■ **What is needed**
Filter the entries that follow, copying every line in which the word "JSON" appears.

■ **Records shown**
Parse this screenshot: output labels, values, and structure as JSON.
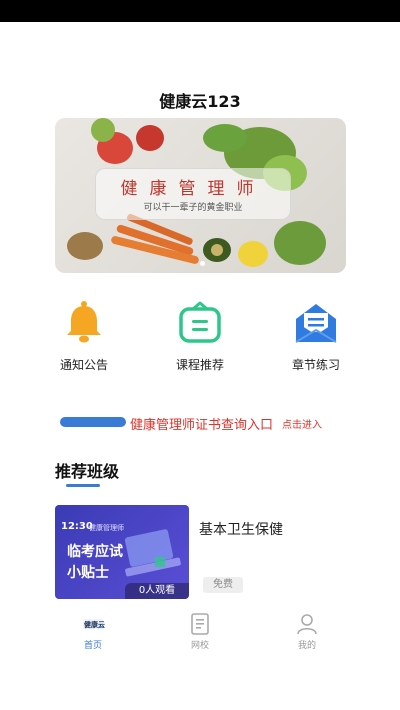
{
  "app": {
    "title": "健康云123"
  },
  "banner": {
    "title": "健康管理师",
    "subtitle": "可以干一辈子的黄金职业"
  },
  "menu": {
    "items": [
      {
        "label": "通知公告",
        "icon": "bell-icon",
        "color": "#f5a623"
      },
      {
        "label": "课程推荐",
        "icon": "course-board-icon",
        "color": "#2dc78a"
      },
      {
        "label": "章节练习",
        "icon": "envelope-icon",
        "color": "#2f7be0"
      }
    ]
  },
  "notice": {
    "text": "健康管理师证书查询入口",
    "link": "点击进入"
  },
  "section": {
    "title": "推荐班级"
  },
  "course": {
    "thumb_time": "12:30",
    "thumb_brand": "健康管理师",
    "thumb_line1": "临考应试",
    "thumb_line2": "小贴士",
    "views": "0人观看",
    "name": "基本卫生保健",
    "badge": "免费"
  },
  "tabbar": {
    "items": [
      {
        "label": "首页",
        "icon": "home-logo-icon",
        "active": true
      },
      {
        "label": "网校",
        "icon": "school-book-icon",
        "active": false
      },
      {
        "label": "我的",
        "icon": "user-icon",
        "active": false
      }
    ]
  },
  "colors": {
    "accent": "#3a7bd5",
    "notice_red": "#e0322a"
  }
}
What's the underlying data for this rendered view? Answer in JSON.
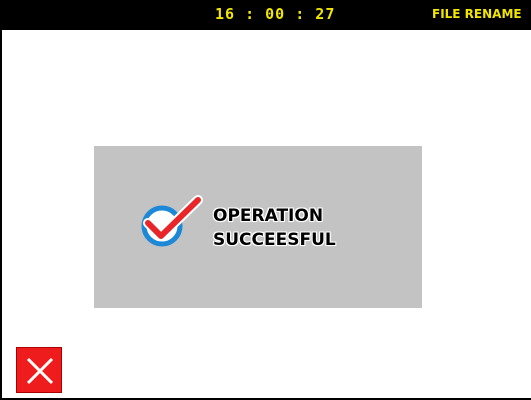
{
  "header": {
    "clock": "16 : 00 : 27",
    "screen_title": "FILE RENAME",
    "text_color": "#f2e600",
    "background": "#000000"
  },
  "dialog": {
    "message_line1": "OPERATION",
    "message_line2": "SUCCEESFUL",
    "icon": "checkmark-circle-icon",
    "background": "#c3c3c3"
  },
  "close_button": {
    "icon": "close-icon",
    "color": "#ee1c1c"
  }
}
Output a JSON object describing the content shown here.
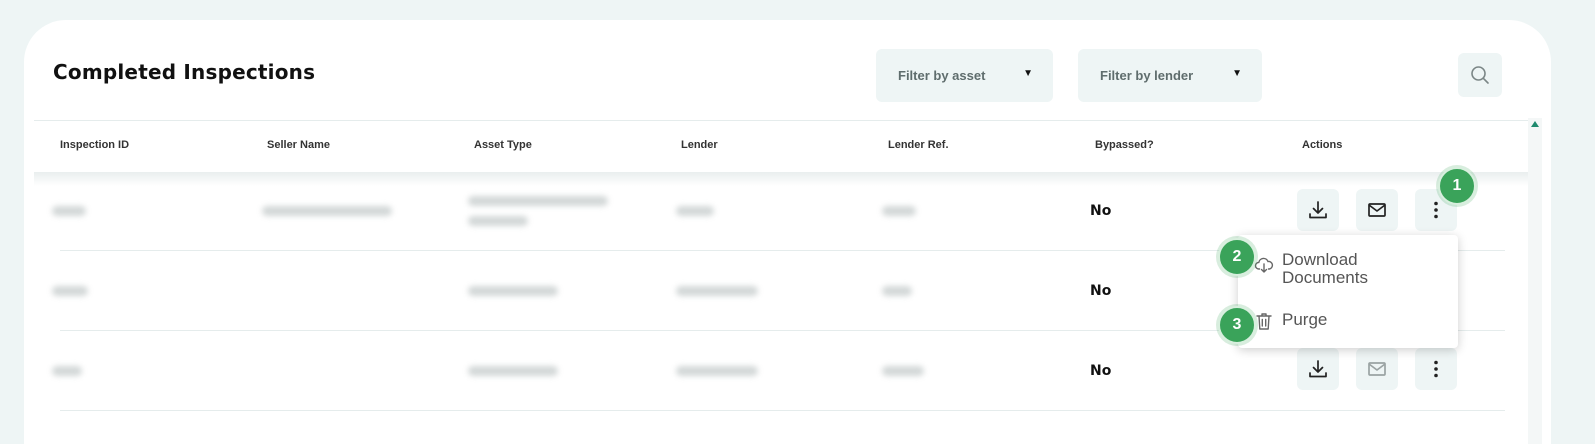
{
  "page": {
    "title": "Completed Inspections"
  },
  "filters": {
    "asset_label": "Filter by asset",
    "lender_label": "Filter by lender",
    "caret": "▼"
  },
  "table": {
    "headers": [
      "Inspection ID",
      "Seller Name",
      "Asset Type",
      "Lender",
      "Lender Ref.",
      "Bypassed?",
      "Actions"
    ],
    "rows": [
      {
        "bypassed": "No"
      },
      {
        "bypassed": "No"
      },
      {
        "bypassed": "No"
      }
    ]
  },
  "actions_menu": {
    "download_documents": "Download\nDocuments",
    "download_line1": "Download",
    "download_line2": "Documents",
    "purge": "Purge"
  },
  "badges": [
    "1",
    "2",
    "3"
  ],
  "icons": {
    "search": "search-icon",
    "download": "download-icon",
    "mail": "mail-icon",
    "more": "more-vertical-icon",
    "cloud_download": "cloud-download-icon",
    "trash": "trash-icon"
  },
  "colors": {
    "accent": "#3aa35a",
    "background": "#eef5f5",
    "scroll_accent": "#1f8a6e"
  }
}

■ **Solution**
Parse this screenshot: output labels, values, and structure as JSON.
What's the underlying data for this rendered view? Answer in JSON.
Output a JSON object describing the content shown here.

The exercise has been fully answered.